Most homes require modifications for full accessibility. Wheelchair-user-friendly features include wider doors and hallways, ramped level-changes, lifts and elevators, zero-threshold entrances and curb-less showers, seated workspaces at kitchen and bathroom areas, with storage, appliances, thermostats, and electrical controls within reach. When illness or injury also result in sensory or cognitive impairments, additional upgrades are incorporated. Integrating these features seamlessly within the character of the house is a design challenge that translates to increased safety and comfort, greater independence, and improved property and re-sale values.
Architect and author Deborah Pierce specializes in renovating homes for people with disabilities. Through her book and frequent speaking engagements, Deb proves that accessible homes not only serve their inhabitants but are beautiful.
1. The participant will be able to identify the elements of an accessible path of travel throughout the home.
2. The participant will be able to describe the features, layouts, and appliances that make a kitchen accessible.
3. The participant will be able to describe the fixtures, clearances, and layouts that make a bathroom accessible.
Deborah is an award winning architect and universal design consultant, with an office outside Boston. Architectural Accessibility has been a special focus of Deborah’s work since the Americans with Disabilities Act (ADA) became law in 1990. As national chair of the American Institute of Architects’ Advisory Group, she initiated the AIA’s Residential Access Design Awards program, and launched a national review of the state of the art in accessible homes.

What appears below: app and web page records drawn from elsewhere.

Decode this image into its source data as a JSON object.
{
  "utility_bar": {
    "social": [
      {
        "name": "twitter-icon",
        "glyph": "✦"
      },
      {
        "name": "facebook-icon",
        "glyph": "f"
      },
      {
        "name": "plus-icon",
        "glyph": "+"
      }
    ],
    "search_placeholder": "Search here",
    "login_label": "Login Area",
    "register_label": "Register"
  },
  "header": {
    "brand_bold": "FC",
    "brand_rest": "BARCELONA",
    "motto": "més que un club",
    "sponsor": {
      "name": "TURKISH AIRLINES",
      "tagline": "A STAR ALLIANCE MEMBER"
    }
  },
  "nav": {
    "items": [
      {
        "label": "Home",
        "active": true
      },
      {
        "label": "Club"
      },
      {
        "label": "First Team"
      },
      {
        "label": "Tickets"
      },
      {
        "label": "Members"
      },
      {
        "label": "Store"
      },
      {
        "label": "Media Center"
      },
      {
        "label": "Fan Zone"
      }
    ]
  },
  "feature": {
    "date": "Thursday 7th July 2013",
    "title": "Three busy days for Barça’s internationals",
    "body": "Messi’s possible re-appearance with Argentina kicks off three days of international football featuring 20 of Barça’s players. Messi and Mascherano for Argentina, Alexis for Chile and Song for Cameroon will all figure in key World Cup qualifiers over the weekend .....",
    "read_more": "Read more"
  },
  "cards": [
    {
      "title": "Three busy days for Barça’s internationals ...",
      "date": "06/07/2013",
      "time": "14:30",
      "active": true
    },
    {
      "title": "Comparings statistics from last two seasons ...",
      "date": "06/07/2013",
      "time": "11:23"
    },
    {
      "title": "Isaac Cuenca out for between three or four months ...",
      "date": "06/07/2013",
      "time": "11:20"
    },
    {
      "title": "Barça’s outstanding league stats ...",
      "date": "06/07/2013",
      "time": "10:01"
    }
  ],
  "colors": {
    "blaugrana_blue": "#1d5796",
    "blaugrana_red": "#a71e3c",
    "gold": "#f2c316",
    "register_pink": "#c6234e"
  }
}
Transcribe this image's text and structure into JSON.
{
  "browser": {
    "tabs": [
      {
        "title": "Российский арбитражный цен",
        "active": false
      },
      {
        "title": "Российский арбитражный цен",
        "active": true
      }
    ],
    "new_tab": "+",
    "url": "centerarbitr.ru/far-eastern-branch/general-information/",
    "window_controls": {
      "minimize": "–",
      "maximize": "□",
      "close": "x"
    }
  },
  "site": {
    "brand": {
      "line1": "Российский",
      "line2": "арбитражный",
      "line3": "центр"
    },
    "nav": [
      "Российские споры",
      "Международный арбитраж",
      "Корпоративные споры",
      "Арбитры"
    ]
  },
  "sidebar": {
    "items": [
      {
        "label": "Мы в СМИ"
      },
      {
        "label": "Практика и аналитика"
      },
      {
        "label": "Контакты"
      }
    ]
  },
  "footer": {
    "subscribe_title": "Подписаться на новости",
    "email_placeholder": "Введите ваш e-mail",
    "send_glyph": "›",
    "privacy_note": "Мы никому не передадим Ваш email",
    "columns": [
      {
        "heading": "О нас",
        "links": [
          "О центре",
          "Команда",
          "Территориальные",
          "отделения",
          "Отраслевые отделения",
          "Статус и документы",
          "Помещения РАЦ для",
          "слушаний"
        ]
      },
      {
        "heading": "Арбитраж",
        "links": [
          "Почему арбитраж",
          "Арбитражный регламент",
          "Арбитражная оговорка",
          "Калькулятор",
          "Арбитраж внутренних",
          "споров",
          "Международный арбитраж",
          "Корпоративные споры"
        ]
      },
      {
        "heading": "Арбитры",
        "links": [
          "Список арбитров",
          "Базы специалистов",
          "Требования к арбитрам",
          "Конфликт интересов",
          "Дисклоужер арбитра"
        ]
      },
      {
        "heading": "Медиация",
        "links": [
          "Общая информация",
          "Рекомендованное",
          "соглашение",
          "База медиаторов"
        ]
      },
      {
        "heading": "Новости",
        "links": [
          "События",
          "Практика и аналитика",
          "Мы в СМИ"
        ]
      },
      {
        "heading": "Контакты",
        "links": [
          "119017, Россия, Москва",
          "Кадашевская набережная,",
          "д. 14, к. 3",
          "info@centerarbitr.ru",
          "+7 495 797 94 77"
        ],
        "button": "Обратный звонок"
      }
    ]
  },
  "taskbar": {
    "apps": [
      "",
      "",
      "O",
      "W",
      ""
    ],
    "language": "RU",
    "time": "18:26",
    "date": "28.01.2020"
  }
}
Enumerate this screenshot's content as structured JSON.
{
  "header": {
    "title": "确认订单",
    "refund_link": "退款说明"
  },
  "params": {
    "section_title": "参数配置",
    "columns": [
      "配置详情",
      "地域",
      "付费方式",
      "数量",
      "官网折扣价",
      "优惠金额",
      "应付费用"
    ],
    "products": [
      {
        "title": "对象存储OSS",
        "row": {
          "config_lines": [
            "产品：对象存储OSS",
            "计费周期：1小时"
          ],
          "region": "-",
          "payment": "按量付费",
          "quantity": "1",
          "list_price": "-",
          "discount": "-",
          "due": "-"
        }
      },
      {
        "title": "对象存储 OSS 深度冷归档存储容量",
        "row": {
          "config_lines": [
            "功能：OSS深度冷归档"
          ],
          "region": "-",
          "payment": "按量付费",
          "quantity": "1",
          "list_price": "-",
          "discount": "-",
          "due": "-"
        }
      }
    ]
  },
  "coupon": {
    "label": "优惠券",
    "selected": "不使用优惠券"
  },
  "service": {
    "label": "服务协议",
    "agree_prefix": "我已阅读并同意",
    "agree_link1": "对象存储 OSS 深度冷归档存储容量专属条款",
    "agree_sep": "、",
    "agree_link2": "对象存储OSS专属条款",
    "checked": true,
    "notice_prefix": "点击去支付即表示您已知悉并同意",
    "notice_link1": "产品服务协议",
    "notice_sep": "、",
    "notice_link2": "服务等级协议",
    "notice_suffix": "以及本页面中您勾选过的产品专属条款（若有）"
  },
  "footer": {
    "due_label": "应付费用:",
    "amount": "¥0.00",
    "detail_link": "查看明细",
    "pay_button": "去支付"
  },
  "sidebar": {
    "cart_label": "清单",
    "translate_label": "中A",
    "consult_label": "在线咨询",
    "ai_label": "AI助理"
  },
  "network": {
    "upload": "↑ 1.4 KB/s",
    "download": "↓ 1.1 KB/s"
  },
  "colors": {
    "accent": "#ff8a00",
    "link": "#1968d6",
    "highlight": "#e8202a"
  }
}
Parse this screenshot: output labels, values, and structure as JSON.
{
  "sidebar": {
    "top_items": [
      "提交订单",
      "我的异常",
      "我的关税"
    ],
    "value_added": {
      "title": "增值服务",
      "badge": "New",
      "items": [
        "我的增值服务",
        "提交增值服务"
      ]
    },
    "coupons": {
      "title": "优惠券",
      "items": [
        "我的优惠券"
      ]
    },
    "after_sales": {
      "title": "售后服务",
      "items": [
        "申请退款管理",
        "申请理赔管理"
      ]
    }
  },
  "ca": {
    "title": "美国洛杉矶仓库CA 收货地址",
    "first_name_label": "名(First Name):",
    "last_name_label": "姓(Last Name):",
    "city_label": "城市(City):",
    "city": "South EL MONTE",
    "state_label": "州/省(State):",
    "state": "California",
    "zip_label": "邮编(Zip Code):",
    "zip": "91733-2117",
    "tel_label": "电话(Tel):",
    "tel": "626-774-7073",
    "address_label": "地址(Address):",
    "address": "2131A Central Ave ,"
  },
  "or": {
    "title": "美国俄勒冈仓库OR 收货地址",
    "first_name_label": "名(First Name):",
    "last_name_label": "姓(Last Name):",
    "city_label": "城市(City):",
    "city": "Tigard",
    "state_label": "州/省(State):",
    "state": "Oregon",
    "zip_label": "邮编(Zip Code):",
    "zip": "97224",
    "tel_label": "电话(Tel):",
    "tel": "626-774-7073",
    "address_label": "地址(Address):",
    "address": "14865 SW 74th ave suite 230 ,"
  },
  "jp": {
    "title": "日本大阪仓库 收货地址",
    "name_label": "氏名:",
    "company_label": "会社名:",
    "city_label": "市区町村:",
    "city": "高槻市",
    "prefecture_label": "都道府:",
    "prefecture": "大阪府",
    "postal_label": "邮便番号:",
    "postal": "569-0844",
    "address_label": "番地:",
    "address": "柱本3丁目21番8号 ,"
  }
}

Deb speaks and writes regularly about accessible homes. Her 2012 book, The Accessible Home, published by Taunton Press, has been an Amazon best-seller. Today Deb’s practice explores architectural options for senior-friendly living, in addition to modifying home for people who use mobility devices.